Regardless, this Court has held that direct evidence of a defendant's knowledge of possession is not necessary to support a conviction—including in hidden-compartment cases. See Quilca-Carpio, 118 F.3d at 721–22 (involving drugs stored in a hidden compartment in the defendant's luggage). The jury here could thus reasonably infer from the quantity of drugs seized—$150,000 to $160,000 worth of cocaine—that the provider was not likely to entrust such valuable cargo to Samuels without Samuels' knowledge. In addition to the quantity of drugs supporting an inference of knowledge, Samuels testified at trial. The jury was free to derive conclusions based on their perception of his credibility. Indeed, “a statement by a defendant, if disbelieved by the jury, may be considered as substantive evidence of the defendant's guilt.” United States v. Brown, 53 F.3d 312, 314 (11th Cir. 1995). The prosecution, moreover, raised a number of issues at trial that a reasonable jury could have interpreted to vitiate Samuels' credibility or provide circumstantial evidence of knowing possession.4
In sum, the jury had enough evidence to reasonably conclude that Samuels knowingly imported and possessed cocaine with intent to distribute. The District Court properly denied Samuels' motion for a judgment of acquittal.
1. The DEA concluded that Samuels possessed 5.083 kilograms of cocaine hydrochloride, a Schedule II controlled substance. According to the special agent assigned to investigate Samuels' case, the value of five kilograms of cocaine was between $150,000 and $160,000 in the county where the cocaine was intercepted.
2. The prosecution, on the other hand, argues that Samuels' account is not as trustworthy as he believes. It raised the following issues, among others, at trial. Samuels told an investigating agent that he was in Jamaica to attend the funeral of his “aunt,” whom he identified as his father's sister. However, he was unable to correctly spell her name, and it was later revealed that the decedent was not related to Samuels. Samuels also claimed that at least one of the souvenirs was for his supervisor at Sky Chef, his place of employment, but he could not recall his supervisor's name. Further, Samuels spent $70 on the souvenirs and identified the souvenir vendor as an individual named “Ross,” but claimed that he did not know the individual's last name and that he and the individual had no means of contacting each other. Thus, by Samuels' account, a street vendor whom he did not know provided him with five kilograms of cocaine for $70 and the two had no ability to reconnect with one another.

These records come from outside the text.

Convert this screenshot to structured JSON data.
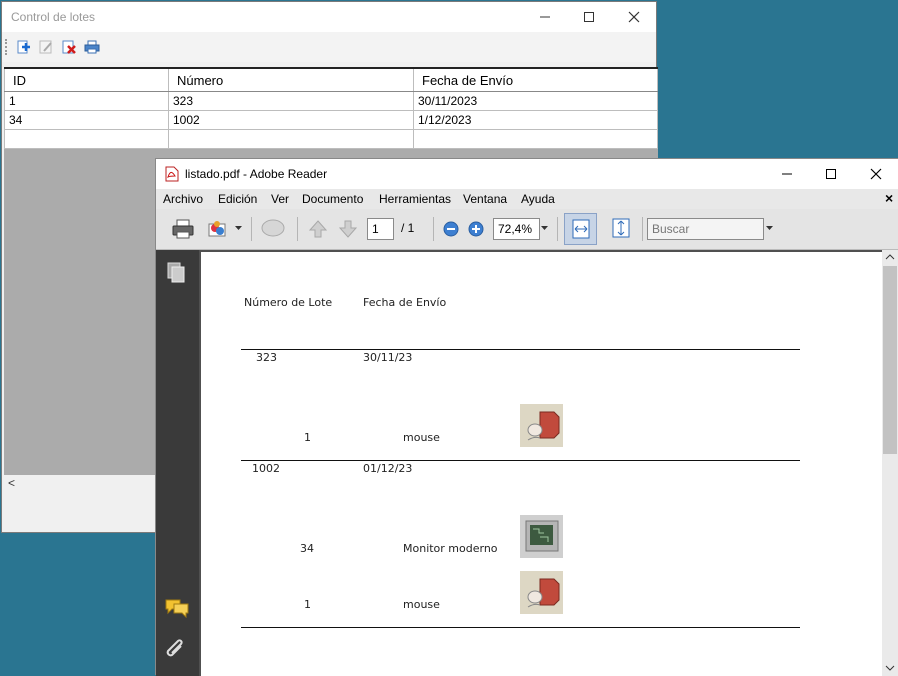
{
  "control_lotes": {
    "title": "Control de lotes",
    "toolbar": {
      "add_label": "Agregar",
      "edit_label": "Editar",
      "delete_label": "Eliminar",
      "print_label": "Imprimir"
    },
    "columns": [
      "ID",
      "Número",
      "Fecha de Envío"
    ],
    "rows": [
      [
        "1",
        "323",
        "30/11/2023"
      ],
      [
        "34",
        "1002",
        "1/12/2023"
      ],
      [
        "",
        "",
        ""
      ]
    ],
    "scroll_left": "<"
  },
  "reader": {
    "title": "listado.pdf - Adobe Reader",
    "menu": [
      "Archivo",
      "Edición",
      "Ver",
      "Documento",
      "Herramientas",
      "Ventana",
      "Ayuda"
    ],
    "page_current": "1",
    "page_total": "/ 1",
    "zoom": "72,4%",
    "search_placeholder": "Buscar",
    "close_doc": "×"
  },
  "pdf": {
    "header_lote": "Número de Lote",
    "header_fecha": "Fecha de Envío",
    "groups": [
      {
        "lote": "323",
        "fecha": "30/11/23",
        "items": [
          {
            "id": "1",
            "name": "mouse",
            "image": "mouse-icon"
          }
        ]
      },
      {
        "lote": "1002",
        "fecha": "01/12/23",
        "items": [
          {
            "id": "34",
            "name": "Monitor moderno",
            "image": "monitor-icon"
          },
          {
            "id": "1",
            "name": "mouse",
            "image": "mouse-icon"
          }
        ]
      }
    ]
  },
  "colors": {
    "desktop": "#2a7591",
    "reader_dark_panel": "#3a3a3a",
    "reader_doc_bg": "#505050"
  }
}
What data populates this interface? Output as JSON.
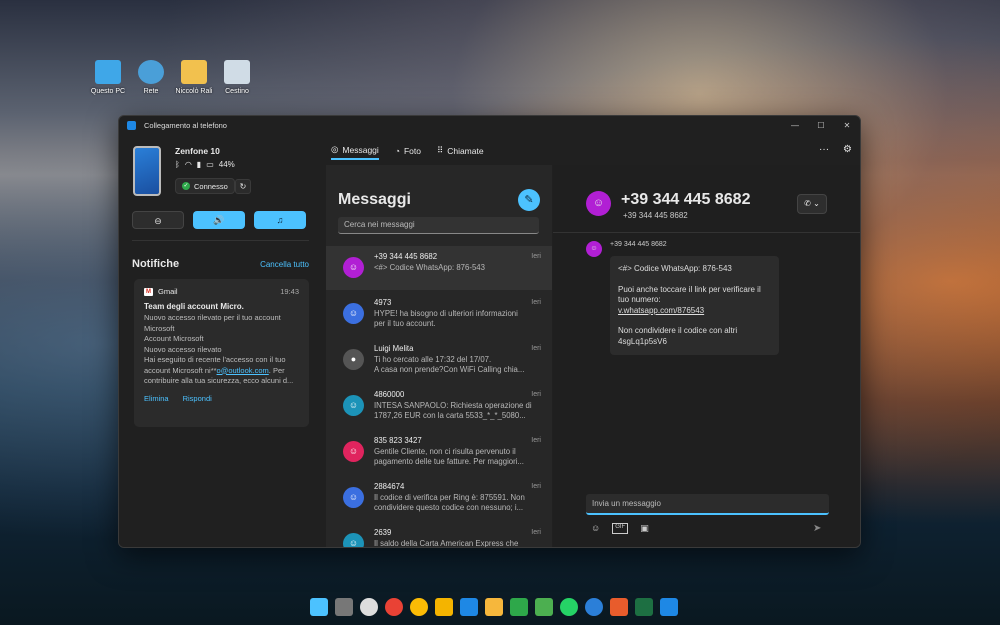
{
  "desktop": {
    "icons": [
      {
        "label": "Questo PC",
        "color": "#3fa7e8"
      },
      {
        "label": "Rete",
        "color": "#4a9fd8"
      },
      {
        "label": "Niccolò Rali",
        "color": "#f2c14e"
      },
      {
        "label": "Cestino",
        "color": "#d0dce6"
      }
    ]
  },
  "window": {
    "title": "Collegamento al telefono",
    "controls": [
      "—",
      "☐",
      "✕"
    ]
  },
  "device": {
    "name": "Zenfone 10",
    "battery": "44%",
    "status": "Connesso",
    "action_icons": [
      "⊖",
      "🔊",
      "♫"
    ]
  },
  "notifications": {
    "title": "Notifiche",
    "clear_label": "Cancella tutto",
    "items": [
      {
        "app": "Gmail",
        "time": "19:43",
        "subject": "Team degli account Micro.",
        "body_1": "Nuovo accesso rilevato per il tuo account Microsoft",
        "body_2": "Account Microsoft",
        "body_3": "Nuovo accesso rilevato",
        "body_4": "Hai eseguito di recente l'accesso con il tuo account Microsoft ni**",
        "body_link": "o@outlook.com",
        "body_5": ". Per contribuire alla tua sicurezza, ecco alcuni d...",
        "action_1": "Elimina",
        "action_2": "Rispondi"
      }
    ]
  },
  "tabs": [
    {
      "label": "Messaggi",
      "icon": "◎",
      "active": true
    },
    {
      "label": "Foto",
      "icon": "◔",
      "active": false
    },
    {
      "label": "Chiamate",
      "icon": "⠿",
      "active": false
    }
  ],
  "top_right": {
    "more": "···",
    "settings": "⚙"
  },
  "messages": {
    "title": "Messaggi",
    "search_placeholder": "Cerca nei messaggi",
    "conversations": [
      {
        "name": "+39 344 445 8682",
        "preview_1": "<#> Codice WhatsApp: 876-543",
        "preview_2": "",
        "day": "Ieri",
        "color": "#b11fd4"
      },
      {
        "name": "4973",
        "preview_1": "HYPE! ha bisogno di ulteriori informazioni",
        "preview_2": "per il tuo account.",
        "day": "Ieri",
        "color": "#3b6fe0"
      },
      {
        "name": "Luigi Melita",
        "preview_1": "Ti ho cercato alle 17:32 del 17/07.",
        "preview_2": "A casa non prende?Con WiFi Calling chia...",
        "day": "Ieri",
        "color": "#555555"
      },
      {
        "name": "4860000",
        "preview_1": "INTESA SANPAOLO: Richiesta operazione di",
        "preview_2": "1787,26 EUR con la carta 5533_*_*_5080...",
        "day": "Ieri",
        "color": "#1c93b8"
      },
      {
        "name": "835 823 3427",
        "preview_1": "Gentile Cliente, non ci risulta pervenuto il",
        "preview_2": "pagamento delle tue fatture. Per maggiori...",
        "day": "Ieri",
        "color": "#e0245e"
      },
      {
        "name": "2884674",
        "preview_1": "Il codice di verifica per Ring è: 875591. Non",
        "preview_2": "condividere questo codice con nessuno; i...",
        "day": "Ieri",
        "color": "#3b6fe0"
      },
      {
        "name": "2639",
        "preview_1": "Il saldo della Carta American Express che",
        "preview_2": "",
        "day": "Ieri",
        "color": "#1c93b8"
      }
    ]
  },
  "conversation": {
    "name": "+39 344 445 8682",
    "subtitle": "+39 344 445 8682",
    "sender": "+39 344 445 8682",
    "call_label": "✆ ⌄",
    "message_1": "<#> Codice WhatsApp: 876-543",
    "message_2": "Puoi anche toccare il link per verificare il tuo numero:",
    "message_link": "v.whatsapp.com/876543",
    "message_3": "Non condividere il codice con altri",
    "message_4": "4sgLq1p5sV6",
    "input_placeholder": "Invia un messaggio",
    "tool_icons": [
      "☺",
      "GIF",
      "▣"
    ],
    "send_icon": "➤"
  },
  "taskbar": {
    "icons": [
      "#4cc2ff",
      "#777777",
      "#dddddd",
      "#e94235",
      "#fbbc05",
      "#f4b400",
      "#1e88e5",
      "#f6b73c",
      "#2ea84a",
      "#4caf50",
      "#25d366",
      "#2b7fd8",
      "#e85c2c",
      "#1d6f42",
      "#1e88e5"
    ]
  }
}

3. The Ayala-Tapia court followed this statement with a citation comparing a Ninth Circuit case stating that mere possession of a substantial quantity of drugs may be sufficient to infer knowledge with a Sixth Circuit case stating that additional evidence must be presented if the drugs were found in a hidden compartment. See 520 F.3d at 68. Perhaps this was the source of Samuels' mischaracterization of Ayala-Tapia.
4. See supra note 2.